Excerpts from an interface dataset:

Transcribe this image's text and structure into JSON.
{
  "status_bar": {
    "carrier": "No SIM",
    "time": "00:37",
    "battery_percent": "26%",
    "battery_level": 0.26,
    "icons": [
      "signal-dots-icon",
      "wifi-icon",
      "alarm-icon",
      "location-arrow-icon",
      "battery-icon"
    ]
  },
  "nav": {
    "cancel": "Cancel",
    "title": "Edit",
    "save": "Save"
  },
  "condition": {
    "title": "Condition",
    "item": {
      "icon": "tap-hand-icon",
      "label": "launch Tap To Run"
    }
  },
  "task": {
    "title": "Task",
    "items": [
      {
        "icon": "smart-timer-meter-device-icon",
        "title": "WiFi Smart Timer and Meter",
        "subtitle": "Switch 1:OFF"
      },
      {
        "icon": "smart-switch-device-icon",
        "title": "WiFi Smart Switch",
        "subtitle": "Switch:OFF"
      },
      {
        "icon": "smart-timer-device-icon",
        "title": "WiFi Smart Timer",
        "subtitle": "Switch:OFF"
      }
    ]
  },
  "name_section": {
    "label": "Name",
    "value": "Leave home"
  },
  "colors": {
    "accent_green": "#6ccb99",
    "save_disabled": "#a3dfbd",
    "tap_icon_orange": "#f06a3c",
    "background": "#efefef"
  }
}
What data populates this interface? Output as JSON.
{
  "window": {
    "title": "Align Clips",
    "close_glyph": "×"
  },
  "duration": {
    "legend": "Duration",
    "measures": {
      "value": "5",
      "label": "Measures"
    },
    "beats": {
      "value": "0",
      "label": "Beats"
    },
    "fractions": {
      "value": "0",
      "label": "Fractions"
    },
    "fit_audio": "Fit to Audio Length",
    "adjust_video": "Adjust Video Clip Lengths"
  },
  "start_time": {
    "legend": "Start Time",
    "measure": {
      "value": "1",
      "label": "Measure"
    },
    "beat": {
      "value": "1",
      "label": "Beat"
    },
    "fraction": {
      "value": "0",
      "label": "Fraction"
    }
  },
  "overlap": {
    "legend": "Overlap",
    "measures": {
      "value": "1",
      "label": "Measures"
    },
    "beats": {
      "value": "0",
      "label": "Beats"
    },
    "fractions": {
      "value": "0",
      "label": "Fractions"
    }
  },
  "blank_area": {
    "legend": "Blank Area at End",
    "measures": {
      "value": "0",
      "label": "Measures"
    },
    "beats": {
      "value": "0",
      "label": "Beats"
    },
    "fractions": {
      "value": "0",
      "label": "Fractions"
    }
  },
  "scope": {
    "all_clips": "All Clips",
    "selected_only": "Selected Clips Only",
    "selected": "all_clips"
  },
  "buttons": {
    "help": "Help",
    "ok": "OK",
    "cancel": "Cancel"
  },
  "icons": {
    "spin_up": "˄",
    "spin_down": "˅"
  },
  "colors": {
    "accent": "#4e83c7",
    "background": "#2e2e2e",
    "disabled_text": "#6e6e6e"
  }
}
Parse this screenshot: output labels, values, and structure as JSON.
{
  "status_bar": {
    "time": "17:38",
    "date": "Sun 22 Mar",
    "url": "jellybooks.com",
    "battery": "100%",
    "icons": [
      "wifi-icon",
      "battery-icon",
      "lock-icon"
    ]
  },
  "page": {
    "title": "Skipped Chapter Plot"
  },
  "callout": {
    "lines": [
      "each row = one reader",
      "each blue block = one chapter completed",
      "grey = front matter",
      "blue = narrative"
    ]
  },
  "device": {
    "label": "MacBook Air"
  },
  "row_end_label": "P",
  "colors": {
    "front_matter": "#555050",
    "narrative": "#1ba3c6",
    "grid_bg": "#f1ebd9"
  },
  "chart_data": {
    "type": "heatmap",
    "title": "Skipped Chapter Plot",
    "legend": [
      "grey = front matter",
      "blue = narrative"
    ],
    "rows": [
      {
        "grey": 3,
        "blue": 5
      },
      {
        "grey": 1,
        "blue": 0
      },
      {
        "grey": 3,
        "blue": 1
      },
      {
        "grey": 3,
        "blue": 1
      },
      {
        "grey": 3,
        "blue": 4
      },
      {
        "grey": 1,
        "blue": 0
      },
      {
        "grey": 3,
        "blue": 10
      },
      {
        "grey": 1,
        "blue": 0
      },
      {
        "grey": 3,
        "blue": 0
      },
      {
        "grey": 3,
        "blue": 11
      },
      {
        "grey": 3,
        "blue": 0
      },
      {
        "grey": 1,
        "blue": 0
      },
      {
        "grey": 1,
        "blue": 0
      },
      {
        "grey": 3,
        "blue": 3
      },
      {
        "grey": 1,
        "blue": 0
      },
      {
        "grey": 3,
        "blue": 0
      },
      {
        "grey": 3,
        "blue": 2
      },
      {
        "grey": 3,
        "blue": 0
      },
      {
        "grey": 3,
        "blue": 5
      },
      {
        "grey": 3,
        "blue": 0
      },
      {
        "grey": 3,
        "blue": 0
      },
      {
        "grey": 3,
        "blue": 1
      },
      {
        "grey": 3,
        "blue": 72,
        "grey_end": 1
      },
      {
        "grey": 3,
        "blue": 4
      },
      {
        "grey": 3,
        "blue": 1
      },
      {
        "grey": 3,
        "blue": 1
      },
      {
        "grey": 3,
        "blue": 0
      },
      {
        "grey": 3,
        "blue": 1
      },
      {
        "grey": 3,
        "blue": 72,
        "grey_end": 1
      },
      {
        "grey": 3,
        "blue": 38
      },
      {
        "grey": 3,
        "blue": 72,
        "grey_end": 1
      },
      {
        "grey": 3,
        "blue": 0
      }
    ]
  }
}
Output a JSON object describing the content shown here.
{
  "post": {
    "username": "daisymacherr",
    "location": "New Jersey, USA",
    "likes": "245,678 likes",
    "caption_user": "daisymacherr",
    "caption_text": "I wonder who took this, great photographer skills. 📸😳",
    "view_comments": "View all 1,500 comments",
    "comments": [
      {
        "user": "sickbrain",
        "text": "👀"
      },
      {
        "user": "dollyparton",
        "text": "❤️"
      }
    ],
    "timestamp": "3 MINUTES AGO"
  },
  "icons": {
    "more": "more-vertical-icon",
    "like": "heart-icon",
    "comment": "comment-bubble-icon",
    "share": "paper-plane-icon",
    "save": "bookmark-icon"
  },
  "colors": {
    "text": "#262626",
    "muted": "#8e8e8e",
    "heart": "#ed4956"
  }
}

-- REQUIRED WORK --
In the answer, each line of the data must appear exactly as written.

-- TASK RESULT --
Transcribe this image's text and structure into JSON.
{
  "status_bar": {
    "carrier": "No SIM",
    "time": "00:37",
    "battery_percent": "26%",
    "battery_level": 0.26,
    "icons": [
      "signal-dots-icon",
      "wifi-icon",
      "alarm-icon",
      "location-arrow-icon",
      "battery-icon"
    ]
  },
  "nav": {
    "cancel": "Cancel",
    "title": "Edit",
    "save": "Save"
  },
  "condition": {
    "title": "Condition",
    "item": {
      "icon": "tap-hand-icon",
      "label": "launch Tap To Run"
    }
  },
  "task": {
    "title": "Task",
    "items": [
      {
        "icon": "smart-timer-meter-device-icon",
        "title": "WiFi Smart Timer and Meter",
        "subtitle": "Switch 1:OFF"
      },
      {
        "icon": "smart-switch-device-icon",
        "title": "WiFi Smart Switch",
        "subtitle": "Switch:OFF"
      },
      {
        "icon": "smart-timer-device-icon",
        "title": "WiFi Smart Timer",
        "subtitle": "Switch:OFF"
      }
    ]
  },
  "name_section": {
    "label": "Name",
    "value": "Leave home"
  },
  "colors": {
    "accent_green": "#6ccb99",
    "save_disabled": "#a3dfbd",
    "tap_icon_orange": "#f06a3c",
    "background": "#efefef"
  }
}
What data populates this interface? Output as JSON.
{
  "window": {
    "title": "Align Clips",
    "close_glyph": "×"
  },
  "duration": {
    "legend": "Duration",
    "measures": {
      "value": "5",
      "label": "Measures"
    },
    "beats": {
      "value": "0",
      "label": "Beats"
    },
    "fractions": {
      "value": "0",
      "label": "Fractions"
    },
    "fit_audio": "Fit to Audio Length",
    "adjust_video": "Adjust Video Clip Lengths"
  },
  "start_time": {
    "legend": "Start Time",
    "measure": {
      "value": "1",
      "label": "Measure"
    },
    "beat": {
      "value": "1",
      "label": "Beat"
    },
    "fraction": {
      "value": "0",
      "label": "Fraction"
    }
  },
  "overlap": {
    "legend": "Overlap",
    "measures": {
      "value": "1",
      "label": "Measures"
    },
    "beats": {
      "value": "0",
      "label": "Beats"
    },
    "fractions": {
      "value": "0",
      "label": "Fractions"
    }
  },
  "blank_area": {
    "legend": "Blank Area at End",
    "measures": {
      "value": "0",
      "label": "Measures"
    },
    "beats": {
      "value": "0",
      "label": "Beats"
    },
    "fractions": {
      "value": "0",
      "label": "Fractions"
    }
  },
  "scope": {
    "all_clips": "All Clips",
    "selected_only": "Selected Clips Only",
    "selected": "all_clips"
  },
  "buttons": {
    "help": "Help",
    "ok": "OK",
    "cancel": "Cancel"
  },
  "icons": {
    "spin_up": "˄",
    "spin_down": "˅"
  },
  "colors": {
    "accent": "#4e83c7",
    "background": "#2e2e2e",
    "disabled_text": "#6e6e6e"
  }
}
Parse this screenshot: output labels, values, and structure as JSON.
{
  "status_bar": {
    "time": "17:38",
    "date": "Sun 22 Mar",
    "url": "jellybooks.com",
    "battery": "100%",
    "icons": [
      "wifi-icon",
      "battery-icon",
      "lock-icon"
    ]
  },
  "page": {
    "title": "Skipped Chapter Plot"
  },
  "callout": {
    "lines": [
      "each row = one reader",
      "each blue block = one chapter completed",
      "grey = front matter",
      "blue = narrative"
    ]
  },
  "device": {
    "label": "MacBook Air"
  },
  "row_end_label": "P",
  "colors": {
    "front_matter": "#555050",
    "narrative": "#1ba3c6",
    "grid_bg": "#f1ebd9"
  },
  "chart_data": {
    "type": "heatmap",
    "title": "Skipped Chapter Plot",
    "legend": [
      "grey = front matter",
      "blue = narrative"
    ],
    "rows": [
      {
        "grey": 3,
        "blue": 5
      },
      {
        "grey": 1,
        "blue": 0
      },
      {
        "grey": 3,
        "blue": 1
      },
      {
        "grey": 3,
        "blue": 1
      },
      {
        "grey": 3,
        "blue": 4
      },
      {
        "grey": 1,
        "blue": 0
      },
      {
        "grey": 3,
        "blue": 10
      },
      {
        "grey": 1,
        "blue": 0
      },
      {
        "grey": 3,
        "blue": 0
      },
      {
        "grey": 3,
        "blue": 11
      },
      {
        "grey": 3,
        "blue": 0
      },
      {
        "grey": 1,
        "blue": 0
      },
      {
        "grey": 1,
        "blue": 0
      },
      {
        "grey": 3,
        "blue": 3
      },
      {
        "grey": 1,
        "blue": 0
      },
      {
        "grey": 3,
        "blue": 0
      },
      {
        "grey": 3,
        "blue": 2
      },
      {
        "grey": 3,
        "blue": 0
      },
      {
        "grey": 3,
        "blue": 5
      },
      {
        "grey": 3,
        "blue": 0
      },
      {
        "grey": 3,
        "blue": 0
      },
      {
        "grey": 3,
        "blue": 1
      },
      {
        "grey": 3,
        "blue": 72,
        "grey_end": 1
      },
      {
        "grey": 3,
        "blue": 4
      },
      {
        "grey": 3,
        "blue": 1
      },
      {
        "grey": 3,
        "blue": 1
      },
      {
        "grey": 3,
        "blue": 0
      },
      {
        "grey": 3,
        "blue": 1
      },
      {
        "grey": 3,
        "blue": 72,
        "grey_end": 1
      },
      {
        "grey": 3,
        "blue": 38
      },
      {
        "grey": 3,
        "blue": 72,
        "grey_end": 1
      },
      {
        "grey": 3,
        "blue": 0
      }
    ]
  }
}
Output a JSON object describing the content shown here.
{
  "post": {
    "username": "daisymacherr",
    "location": "New Jersey, USA",
    "likes": "245,678 likes",
    "caption_user": "daisymacherr",
    "caption_text": "I wonder who took this, great photographer skills. 📸😳",
    "view_comments": "View all 1,500 comments",
    "comments": [
      {
        "user": "sickbrain",
        "text": "👀"
      },
      {
        "user": "dollyparton",
        "text": "❤️"
      }
    ],
    "timestamp": "3 MINUTES AGO"
  },
  "icons": {
    "more": "more-vertical-icon",
    "like": "heart-icon",
    "comment": "comment-bubble-icon",
    "share": "paper-plane-icon",
    "save": "bookmark-icon"
  },
  "colors": {
    "text": "#262626",
    "muted": "#8e8e8e",
    "heart": "#ed4956"
  }
}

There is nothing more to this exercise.